Government in Northern Ireland needs reform, but the fact that it works at all is actually impressive given the past, says Jess Sargeant of the Institute for Government, a London-based think-tank. She was speaking in the first of a new series of podcasts produced by the Holywell Trust, which feature opinions from policy experts who consider some of Northern Ireland’s biggest challenges.
The Institute for Government published a review of Northern Ireland’s system of government at the end of last year, which considered how the civil service had coped with a three year period in which there was no political leadership. She concludes that the vacuum led to the emergence of a stronger civil society, with business organisations, human rights bodies and charities developing a stronger voice – which they continue to exercise, even after the Executive has resumed work.
However, while it is positive that the Northern Ireland Civil Service was able to function and run the system without an Executive, the Renewable Heat Incentive failings illustrated the weaknesses in the administration. It needs to be acknowledged that unlike the situation in Scotland and Wales, the Northern Ireland Civil Service is a separate entity from the British civil service. And that has had implications about limiting skills development in Northern Ireland administration, which showed through from the inquiry into RHI.
Jess makes the point that the “power sharing arrangements are almost completely unique”, which makes bold decision-making “very difficult”. “The fact that it works at all, is quite remarkable… we shouldn’t forget that.” But that does not deflect from the need to introduce reforms that enable better collective decision making. Building relationships of trust between representatives of parties that would prefer not to be working together is very challenging, but could benefit from good personal relationships and the development of mutual trust at a personal level.
Another weakness of the current system of government is the lack of evidence-based policy-making and the absence of independent expertise into decision-making. That has been partially addressed by the formation of a new Northern Ireland think-tank, Pivotal, but the process could be further improved, says Jess, if think-tanks based in GB engaged more with Northern Ireland. It would be helpful if the devolved governments could learn from each other in terms of policy development and implementation.
One difference between Stormont and Westminster is the lack of expert support for Assembly committees, in contrast to select committees in Parliament. With Northern Ireland government departments servicing the committees at Stormont, there is a limitation to committees’ ability to gather the expertise needed to challenge the departments.
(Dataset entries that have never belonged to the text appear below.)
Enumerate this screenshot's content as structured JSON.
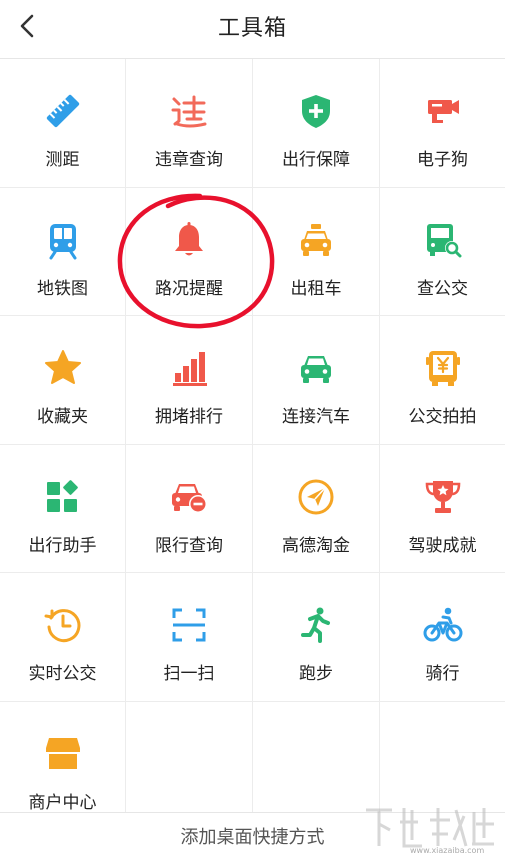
{
  "header": {
    "title": "工具箱",
    "back_icon": "chevron-left-icon"
  },
  "tools": [
    {
      "label": "测距",
      "icon": "ruler-icon",
      "color": "#2f9ee8"
    },
    {
      "label": "违章查询",
      "icon": "violation-icon",
      "color": "#f26a5a"
    },
    {
      "label": "出行保障",
      "icon": "shield-plus-icon",
      "color": "#2bb673"
    },
    {
      "label": "电子狗",
      "icon": "camera-icon",
      "color": "#f0584a"
    },
    {
      "label": "地铁图",
      "icon": "subway-icon",
      "color": "#2f9ee8"
    },
    {
      "label": "路况提醒",
      "icon": "bell-icon",
      "color": "#f0584a"
    },
    {
      "label": "出租车",
      "icon": "taxi-icon",
      "color": "#f5a524"
    },
    {
      "label": "查公交",
      "icon": "bus-search-icon",
      "color": "#2bb673"
    },
    {
      "label": "收藏夹",
      "icon": "star-icon",
      "color": "#f5a524"
    },
    {
      "label": "拥堵排行",
      "icon": "bar-chart-icon",
      "color": "#f0584a"
    },
    {
      "label": "连接汽车",
      "icon": "car-icon",
      "color": "#2bb673"
    },
    {
      "label": "公交拍拍",
      "icon": "bus-yen-icon",
      "color": "#f5a524"
    },
    {
      "label": "出行助手",
      "icon": "apps-icon",
      "color": "#2bb673"
    },
    {
      "label": "限行查询",
      "icon": "car-minus-icon",
      "color": "#f0584a"
    },
    {
      "label": "高德淘金",
      "icon": "paper-plane-icon",
      "color": "#f5a524"
    },
    {
      "label": "驾驶成就",
      "icon": "trophy-icon",
      "color": "#f0584a"
    },
    {
      "label": "实时公交",
      "icon": "clock-icon",
      "color": "#f5a524"
    },
    {
      "label": "扫一扫",
      "icon": "scan-icon",
      "color": "#2f9ee8"
    },
    {
      "label": "跑步",
      "icon": "running-icon",
      "color": "#2bb673"
    },
    {
      "label": "骑行",
      "icon": "bicycle-icon",
      "color": "#2f9ee8"
    },
    {
      "label": "商户中心",
      "icon": "shop-icon",
      "color": "#f5a524"
    }
  ],
  "footer": {
    "label": "添加桌面快捷方式"
  },
  "annotation": {
    "circle_color": "#e8112d"
  },
  "watermark": {
    "url": "www.xiazaiba.com"
  }
}
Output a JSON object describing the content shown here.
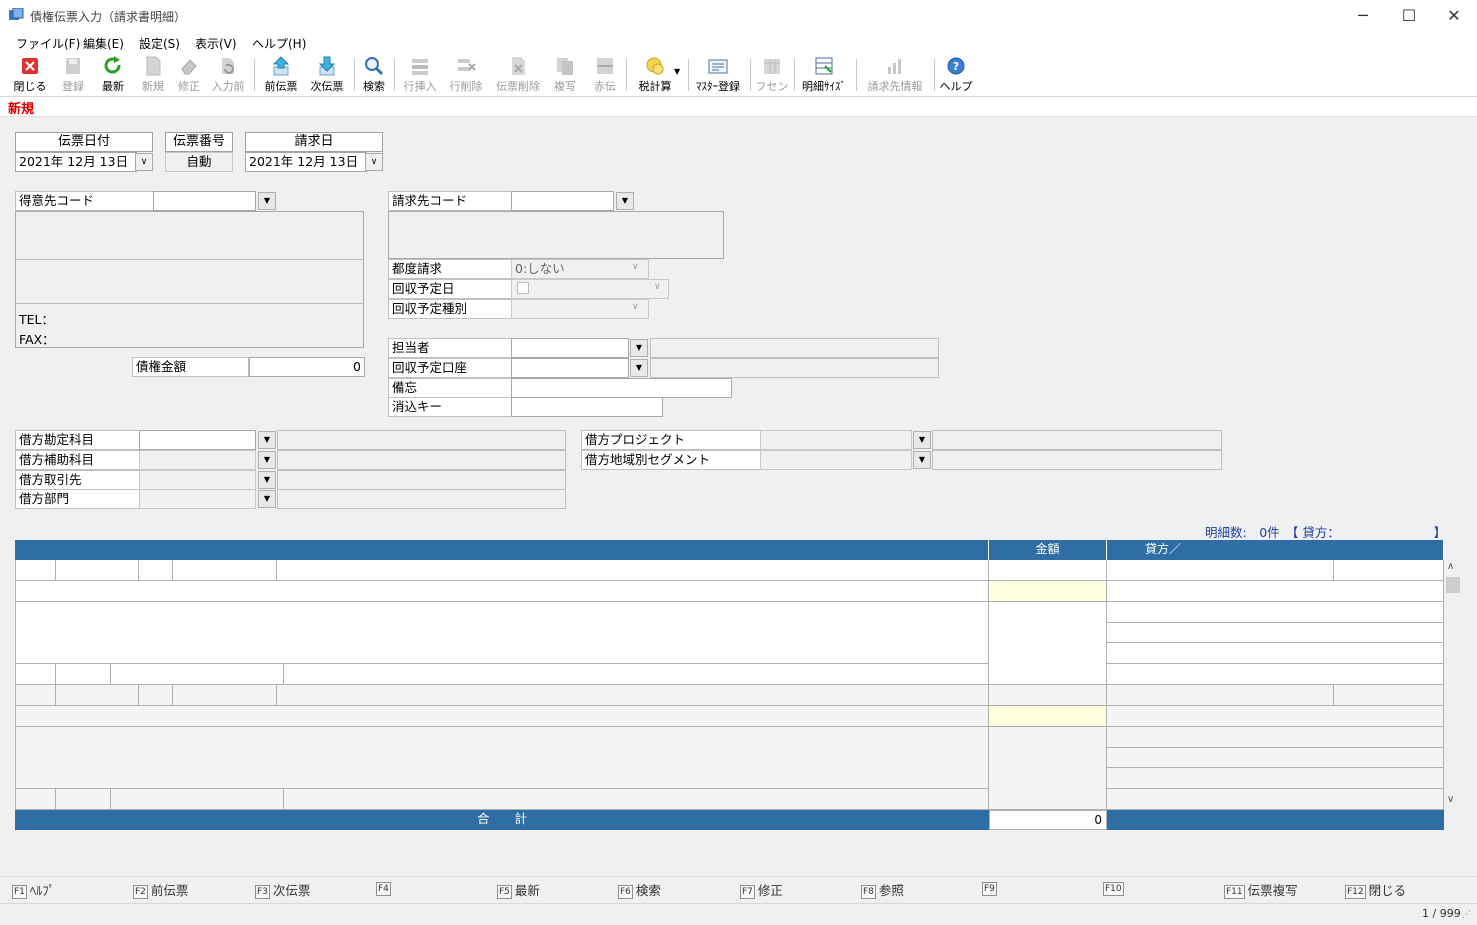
{
  "window": {
    "title": "債権伝票入力（請求書明細）",
    "minimize": "─",
    "maximize": "☐",
    "close": "✕"
  },
  "menu": [
    "ファイル(F)",
    "編集(E)",
    "設定(S)",
    "表示(V)",
    "ヘルプ(H)"
  ],
  "toolbar": [
    {
      "label": "閉じる",
      "icon": "close-icon",
      "enabled": true
    },
    {
      "label": "登録",
      "icon": "save-icon",
      "enabled": false
    },
    {
      "label": "最新",
      "icon": "refresh-icon",
      "enabled": true
    },
    {
      "label": "新規",
      "icon": "new-doc-icon",
      "enabled": false
    },
    {
      "label": "修正",
      "icon": "eraser-icon",
      "enabled": false
    },
    {
      "label": "入力前",
      "icon": "undo-icon",
      "enabled": false
    },
    {
      "label": "前伝票",
      "icon": "prev-arrow-icon",
      "enabled": true
    },
    {
      "label": "次伝票",
      "icon": "next-arrow-icon",
      "enabled": true
    },
    {
      "label": "検索",
      "icon": "search-icon",
      "enabled": true
    },
    {
      "label": "行挿入",
      "icon": "insert-row-icon",
      "enabled": false
    },
    {
      "label": "行削除",
      "icon": "delete-row-icon",
      "enabled": false
    },
    {
      "label": "伝票削除",
      "icon": "delete-doc-icon",
      "enabled": false
    },
    {
      "label": "複写",
      "icon": "copy-icon",
      "enabled": false
    },
    {
      "label": "赤伝",
      "icon": "red-slip-icon",
      "enabled": false
    },
    {
      "label": "税計算",
      "icon": "tax-calc-icon",
      "enabled": true
    },
    {
      "label": "ﾏｽﾀｰ登録",
      "icon": "master-register-icon",
      "enabled": true
    },
    {
      "label": "フセン",
      "icon": "sticky-note-icon",
      "enabled": false
    },
    {
      "label": "明細ｻｲｽﾞ",
      "icon": "detail-size-icon",
      "enabled": true
    },
    {
      "label": "請求先情報",
      "icon": "bar-chart-icon",
      "enabled": false
    },
    {
      "label": "ヘルプ",
      "icon": "help-icon",
      "enabled": true
    }
  ],
  "mode": "新規",
  "header": {
    "slip_date_label": "伝票日付",
    "slip_date_value": "2021年 12月 13日",
    "slip_no_label": "伝票番号",
    "slip_no_value": "自動",
    "billing_date_label": "請求日",
    "billing_date_value": "2021年 12月 13日"
  },
  "customer": {
    "code_label": "得意先コード",
    "tel_label": "TEL：",
    "fax_label": "FAX：",
    "amount_label": "債権金額",
    "amount_value": "0"
  },
  "billing": {
    "code_label": "請求先コード",
    "each_billing_label": "都度請求",
    "each_billing_value": "0:しない",
    "collect_date_label": "回収予定日",
    "collect_type_label": "回収予定種別",
    "staff_label": "担当者",
    "collect_account_label": "回収予定口座",
    "memo_label": "備忘",
    "clear_key_label": "消込キー"
  },
  "debit": {
    "account_label": "借方勘定科目",
    "sub_account_label": "借方補助科目",
    "partner_label": "借方取引先",
    "dept_label": "借方部門",
    "project_label": "借方プロジェクト",
    "segment_label": "借方地域別セグメント"
  },
  "summary": {
    "detail_count": "明細数:　0件　【 貸方：　　　　　　　　】"
  },
  "grid": {
    "amount_header": "金額",
    "credit_header": "貸方／",
    "total_label": "合　　計",
    "total_value": "0"
  },
  "fkeys": [
    {
      "key": "F1",
      "label": "ﾍﾙﾌﾟ"
    },
    {
      "key": "F2",
      "label": "前伝票"
    },
    {
      "key": "F3",
      "label": "次伝票"
    },
    {
      "key": "F4",
      "label": ""
    },
    {
      "key": "F5",
      "label": "最新"
    },
    {
      "key": "F6",
      "label": "検索"
    },
    {
      "key": "F7",
      "label": "修正"
    },
    {
      "key": "F8",
      "label": "参照"
    },
    {
      "key": "F9",
      "label": ""
    },
    {
      "key": "F10",
      "label": ""
    },
    {
      "key": "F11",
      "label": "伝票複写"
    },
    {
      "key": "F12",
      "label": "閉じる"
    }
  ],
  "status": {
    "page": "1 / 999"
  },
  "colors": {
    "grid_header": "#2f6ea5",
    "mode_text": "#e00000",
    "summary_text": "#1f3fa0"
  }
}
That is exacerbated by the political reality that with five parties within the Executive, a robust scrutiny function becomes more difficult when the committees are largely comprised from those same five parties.
“There’s a tendency to see the Northern Ireland Assembly as an extension of the Executive, as opposed to a check on it,” argues Jess. “And so there’s a lot of work that needs to be done to allow the Assembly to develop its own individual identity.” There needs to be what Jess calls a “buttressing of the institutions” in Northern Ireland.
One opportunity for systemic improvement comes from the example of the Republic, where citizens’ assemblies have enabled politicians to gain external cover in addressing difficult political decisions. That process could be adopted in Northern Ireland to make progress on challenging issues, such as healthcare reform, where the Bengoa reform proposals have partially stalled. Citizens’ assemblies, though, are “not a panacea”, Jess stresses. Politicians still need to work hard to engage the wider public to assist them in understanding why difficult decisions need to be taken. It can, though, help with building public trust.
Another reform that might be considered, suggests Jess, is returning some powers to local government. She points out that political power is unusually centralised in Northern Ireland.
The interview with Jess Sargeant is the first of nearly 20 new podcasts produced by the Holywell Trust, a peace and reconciliation charity, financed by the Community Relations Council’s Media Grant Scheme. It is available here.
Disclaimer: This project has received support from the Northern Ireland Community Relations Council which aims to promote a pluralist society characterised by equity, respect for diversity, and recognition of interdependence. The views expressed do not necessarily reflect those of the Community Relations Council.
Paul Gosling is editor of ‘Lessons from the Troubles and an Unsettled Peace’, author of ‘A New Ireland’ and ‘The Fall of the Ethical Bank’ and co-author of ‘Abuse of Trust’, the story of a child abuse scandal in Leicestershire. He is engaged by the Holywell Trust charity on peace and reconciliation projects.